#### [Entries provided]
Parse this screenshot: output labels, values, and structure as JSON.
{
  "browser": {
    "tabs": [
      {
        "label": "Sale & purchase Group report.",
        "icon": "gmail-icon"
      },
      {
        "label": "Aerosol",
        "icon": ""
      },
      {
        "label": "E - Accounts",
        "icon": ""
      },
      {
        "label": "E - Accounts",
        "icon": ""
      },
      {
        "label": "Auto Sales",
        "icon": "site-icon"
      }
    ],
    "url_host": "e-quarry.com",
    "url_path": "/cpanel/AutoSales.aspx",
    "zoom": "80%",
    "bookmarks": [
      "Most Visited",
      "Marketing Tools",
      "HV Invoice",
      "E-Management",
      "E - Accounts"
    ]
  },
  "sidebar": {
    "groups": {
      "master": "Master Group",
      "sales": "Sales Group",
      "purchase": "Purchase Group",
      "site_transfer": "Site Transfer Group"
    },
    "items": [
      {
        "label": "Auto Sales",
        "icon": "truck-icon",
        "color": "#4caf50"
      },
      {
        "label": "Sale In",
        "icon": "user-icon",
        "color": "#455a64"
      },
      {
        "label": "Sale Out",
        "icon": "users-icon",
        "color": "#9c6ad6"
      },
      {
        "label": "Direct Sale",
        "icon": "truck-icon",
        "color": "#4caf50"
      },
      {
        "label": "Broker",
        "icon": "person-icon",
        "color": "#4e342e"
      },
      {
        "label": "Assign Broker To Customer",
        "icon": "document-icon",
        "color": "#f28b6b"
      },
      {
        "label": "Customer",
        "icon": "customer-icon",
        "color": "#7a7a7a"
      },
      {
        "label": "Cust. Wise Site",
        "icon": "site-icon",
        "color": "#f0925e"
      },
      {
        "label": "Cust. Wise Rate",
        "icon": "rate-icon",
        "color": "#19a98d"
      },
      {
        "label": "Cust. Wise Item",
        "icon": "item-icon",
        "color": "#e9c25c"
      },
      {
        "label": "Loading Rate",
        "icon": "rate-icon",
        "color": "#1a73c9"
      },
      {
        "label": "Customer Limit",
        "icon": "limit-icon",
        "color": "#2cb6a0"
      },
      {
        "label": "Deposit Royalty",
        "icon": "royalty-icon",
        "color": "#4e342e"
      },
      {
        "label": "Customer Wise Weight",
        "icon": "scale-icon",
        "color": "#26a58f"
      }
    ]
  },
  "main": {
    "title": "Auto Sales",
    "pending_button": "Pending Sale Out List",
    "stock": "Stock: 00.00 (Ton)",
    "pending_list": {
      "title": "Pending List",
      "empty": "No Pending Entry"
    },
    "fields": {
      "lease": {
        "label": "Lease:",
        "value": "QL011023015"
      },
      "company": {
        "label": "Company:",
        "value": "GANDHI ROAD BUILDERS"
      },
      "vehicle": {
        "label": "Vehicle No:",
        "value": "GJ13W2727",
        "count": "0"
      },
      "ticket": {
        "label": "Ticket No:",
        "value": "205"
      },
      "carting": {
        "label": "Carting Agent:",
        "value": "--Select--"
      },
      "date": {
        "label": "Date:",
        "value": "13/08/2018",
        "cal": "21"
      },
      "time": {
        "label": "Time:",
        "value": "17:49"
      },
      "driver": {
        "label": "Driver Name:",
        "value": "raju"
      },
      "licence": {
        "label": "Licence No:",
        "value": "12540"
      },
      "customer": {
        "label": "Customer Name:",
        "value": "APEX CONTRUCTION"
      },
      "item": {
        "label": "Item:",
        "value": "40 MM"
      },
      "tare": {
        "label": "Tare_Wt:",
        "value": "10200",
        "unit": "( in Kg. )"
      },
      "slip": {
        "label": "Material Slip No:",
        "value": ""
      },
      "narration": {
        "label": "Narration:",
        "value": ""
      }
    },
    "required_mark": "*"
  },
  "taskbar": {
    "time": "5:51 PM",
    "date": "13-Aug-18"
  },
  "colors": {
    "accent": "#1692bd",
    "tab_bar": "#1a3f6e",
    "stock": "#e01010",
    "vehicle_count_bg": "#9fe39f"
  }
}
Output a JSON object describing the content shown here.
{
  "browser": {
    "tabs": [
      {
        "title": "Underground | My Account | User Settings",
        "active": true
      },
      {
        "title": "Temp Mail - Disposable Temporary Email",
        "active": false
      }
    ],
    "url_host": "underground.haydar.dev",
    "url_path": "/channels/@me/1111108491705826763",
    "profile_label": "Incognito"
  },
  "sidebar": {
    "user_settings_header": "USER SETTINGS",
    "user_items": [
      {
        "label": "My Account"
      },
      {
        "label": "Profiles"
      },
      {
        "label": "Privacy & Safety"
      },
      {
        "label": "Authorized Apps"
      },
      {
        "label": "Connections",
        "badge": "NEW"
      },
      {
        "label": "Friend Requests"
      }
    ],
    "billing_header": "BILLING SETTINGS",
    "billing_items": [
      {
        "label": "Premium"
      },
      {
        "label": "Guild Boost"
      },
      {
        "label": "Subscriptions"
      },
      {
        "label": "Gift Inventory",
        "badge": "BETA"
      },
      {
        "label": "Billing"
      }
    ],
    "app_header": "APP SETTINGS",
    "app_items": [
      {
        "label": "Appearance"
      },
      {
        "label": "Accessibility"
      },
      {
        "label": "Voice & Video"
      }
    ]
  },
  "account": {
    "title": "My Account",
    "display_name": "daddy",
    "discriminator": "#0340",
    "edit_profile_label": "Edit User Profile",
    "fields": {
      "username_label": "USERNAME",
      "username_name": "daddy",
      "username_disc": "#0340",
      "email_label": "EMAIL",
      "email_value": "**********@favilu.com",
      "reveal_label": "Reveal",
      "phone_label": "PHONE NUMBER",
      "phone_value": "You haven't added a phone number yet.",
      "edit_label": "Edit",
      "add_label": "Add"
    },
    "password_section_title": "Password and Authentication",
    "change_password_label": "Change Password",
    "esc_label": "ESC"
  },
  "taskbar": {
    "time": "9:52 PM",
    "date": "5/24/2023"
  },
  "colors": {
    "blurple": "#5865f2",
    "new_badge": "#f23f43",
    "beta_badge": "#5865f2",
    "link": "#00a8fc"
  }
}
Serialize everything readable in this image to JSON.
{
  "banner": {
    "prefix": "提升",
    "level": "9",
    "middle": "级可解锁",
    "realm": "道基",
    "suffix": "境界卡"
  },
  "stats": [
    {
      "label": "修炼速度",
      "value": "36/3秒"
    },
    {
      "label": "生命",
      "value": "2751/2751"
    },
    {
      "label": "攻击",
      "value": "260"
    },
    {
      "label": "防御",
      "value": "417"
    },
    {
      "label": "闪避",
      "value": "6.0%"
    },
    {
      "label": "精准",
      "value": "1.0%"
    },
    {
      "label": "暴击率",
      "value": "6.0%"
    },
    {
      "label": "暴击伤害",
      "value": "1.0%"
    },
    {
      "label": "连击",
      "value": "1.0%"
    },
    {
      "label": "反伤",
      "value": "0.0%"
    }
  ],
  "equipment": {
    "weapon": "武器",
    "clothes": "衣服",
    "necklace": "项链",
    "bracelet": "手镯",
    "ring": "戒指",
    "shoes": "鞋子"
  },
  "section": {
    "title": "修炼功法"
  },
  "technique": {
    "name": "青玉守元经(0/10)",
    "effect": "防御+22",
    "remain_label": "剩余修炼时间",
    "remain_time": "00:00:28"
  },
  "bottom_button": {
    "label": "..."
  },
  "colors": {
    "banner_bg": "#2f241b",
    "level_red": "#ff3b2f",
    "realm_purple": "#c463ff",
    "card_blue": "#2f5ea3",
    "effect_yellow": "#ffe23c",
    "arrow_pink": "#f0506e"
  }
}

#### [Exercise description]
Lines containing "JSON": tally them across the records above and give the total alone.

#### [Written answer]
3